Reading for fun may seem like an oxymoron for some, but one study claims that a surprisingly large amount of students actually view reading as an unattainable luxury.
Concerned that leisure reading was becoming a nonexistent activity among youth, librarians Barbara Fister and Julie Gilbert recently conducted a survey at Gustavus Adolphus College in Minnesota.
According to the study, 93 percent of 717 student participants said they enjoy reading for pleasure, but find it difficult to set aside time to do so with their demanding school and work schedules.
“I really liked to read when I was younger and even in high school, but now I’m so busy that I never get the time to read anything but textbooks and required material, which is sometimes OK but is still not for fun,” Cal State Long Beach freshman Amy Johnson said.
Johnson said it was still hard to make time to read during the winter break, between balancing the holidays with family and work schedules.
However, when Johnson does find some free time, she said she tries to find books to read.
“I like to look for classics because I know they’re going to be good, like ‘Heart of Darkness’ or ‘One Flew Over the Cuckoo’s Nest,'” Johnson said. “I really like ‘Lord of the Flies’ — books with slightly demented themes.”
Jessie Rellosa, a sophomore nursing major, said he loves to read everything, whether it be romance, fantasy, fiction or nonfiction novels — or even textbooks — but the author he likes to read the most is Stephen King.
“Even though I always have so much to study, I try my best to read leisurely on the weekends,” Rellosa said.

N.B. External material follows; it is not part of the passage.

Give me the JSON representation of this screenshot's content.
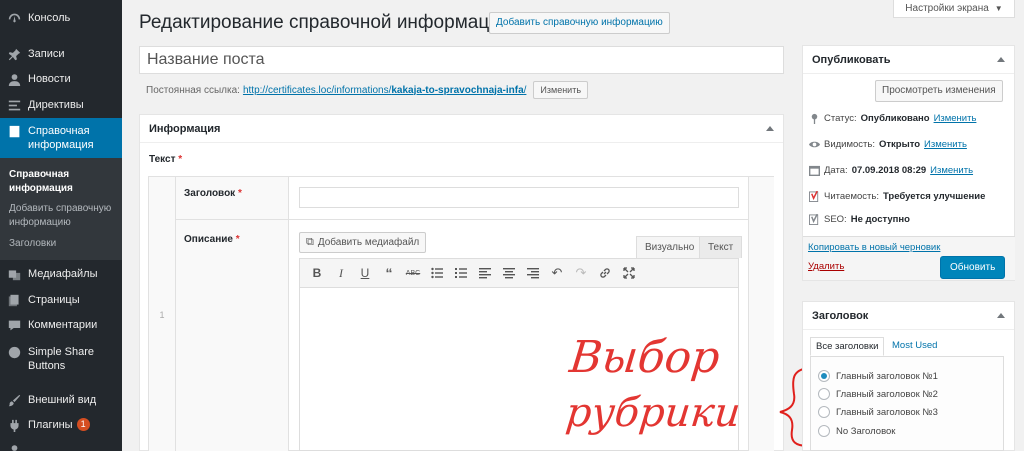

Rellosa also volunteers many hours at a hospice near his local city of Bellflower, where he acts as a companion to the patients, often by reading to them.
“Reading is my thing,” he said. “I definitely wish I had more time to set aside for it.”

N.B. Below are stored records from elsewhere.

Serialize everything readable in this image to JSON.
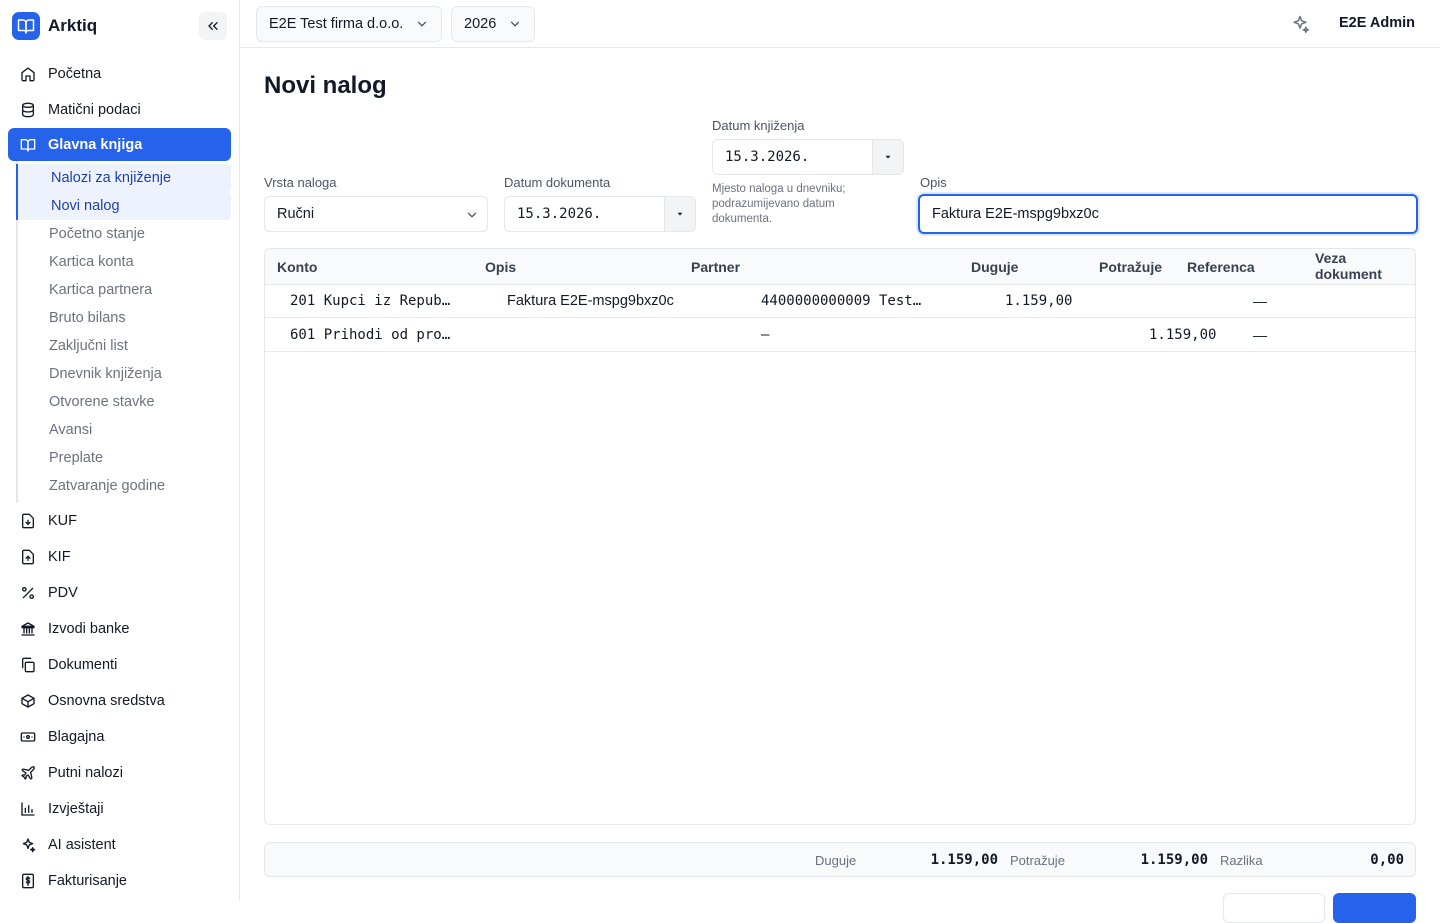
{
  "app": {
    "name": "Arktiq"
  },
  "topbar": {
    "company": "E2E Test firma d.o.o.",
    "year": "2026",
    "user": "E2E Admin"
  },
  "sidebar": {
    "items_top": [
      {
        "label": "Početna",
        "icon": "home-icon"
      },
      {
        "label": "Matični podaci",
        "icon": "database-icon"
      },
      {
        "label": "Glavna knjiga",
        "icon": "book-icon"
      }
    ],
    "sub": [
      "Nalozi za knjiženje",
      "Novi nalog",
      "Početno stanje",
      "Kartica konta",
      "Kartica partnera",
      "Bruto bilans",
      "Zaključni list",
      "Dnevnik knjiženja",
      "Otvorene stavke",
      "Avansi",
      "Preplate",
      "Zatvaranje godine"
    ],
    "items_bottom": [
      {
        "label": "KUF",
        "icon": "file-in-icon"
      },
      {
        "label": "KIF",
        "icon": "file-out-icon"
      },
      {
        "label": "PDV",
        "icon": "percent-icon"
      },
      {
        "label": "Izvodi banke",
        "icon": "bank-icon"
      },
      {
        "label": "Dokumenti",
        "icon": "documents-icon"
      },
      {
        "label": "Osnovna sredstva",
        "icon": "box-icon"
      },
      {
        "label": "Blagajna",
        "icon": "cash-icon"
      },
      {
        "label": "Putni nalozi",
        "icon": "plane-icon"
      },
      {
        "label": "Izvještaji",
        "icon": "bar-chart-icon"
      },
      {
        "label": "AI asistent",
        "icon": "sparkles-icon"
      },
      {
        "label": "Fakturisanje",
        "icon": "invoice-icon"
      }
    ]
  },
  "page": {
    "title": "Novi nalog"
  },
  "form": {
    "vrsta_label": "Vrsta naloga",
    "vrsta_value": "Ručni",
    "datum_dok_label": "Datum dokumenta",
    "datum_dok_value": "15.3.2026.",
    "datum_knj_label": "Datum knjiženja",
    "datum_knj_value": "15.3.2026.",
    "datum_knj_hint": "Mjesto naloga u dnevniku; podrazumijevano datum dokumenta.",
    "opis_label": "Opis",
    "opis_value": "Faktura E2E-mspg9bxz0c"
  },
  "table": {
    "headers": {
      "konto": "Konto",
      "opis": "Opis",
      "partner": "Partner",
      "duguje": "Duguje",
      "potrazuje": "Potražuje",
      "referenca": "Referenca",
      "veza": "Veza dokument"
    },
    "rows": [
      {
        "konto": "201 Kupci iz Repub…",
        "opis": "Faktura E2E-mspg9bxz0c",
        "partner": "4400000000009 Test…",
        "duguje": "1.159,00",
        "potrazuje": "",
        "referenca": "—"
      },
      {
        "konto": "601 Prihodi od pro…",
        "opis": "",
        "partner": "—",
        "duguje": "",
        "potrazuje": "1.159,00",
        "referenca": "—"
      }
    ]
  },
  "totals": {
    "duguje_label": "Duguje",
    "duguje_value": "1.159,00",
    "potrazuje_label": "Potražuje",
    "potrazuje_value": "1.159,00",
    "razlika_label": "Razlika",
    "razlika_value": "0,00"
  },
  "colors": {
    "accent": "#2563eb",
    "border": "#e5e7eb",
    "muted": "#6b7280"
  }
}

For students looking for books, one-fourth of the first level of the University Bookstore is dedicated to leisure reading.
According to the study, leisure reading is beneficial to students’ academic success.
In the study, Fister and Gilbert said, “Reading for pleasure has been associated with creativity and with improved academic achievement.”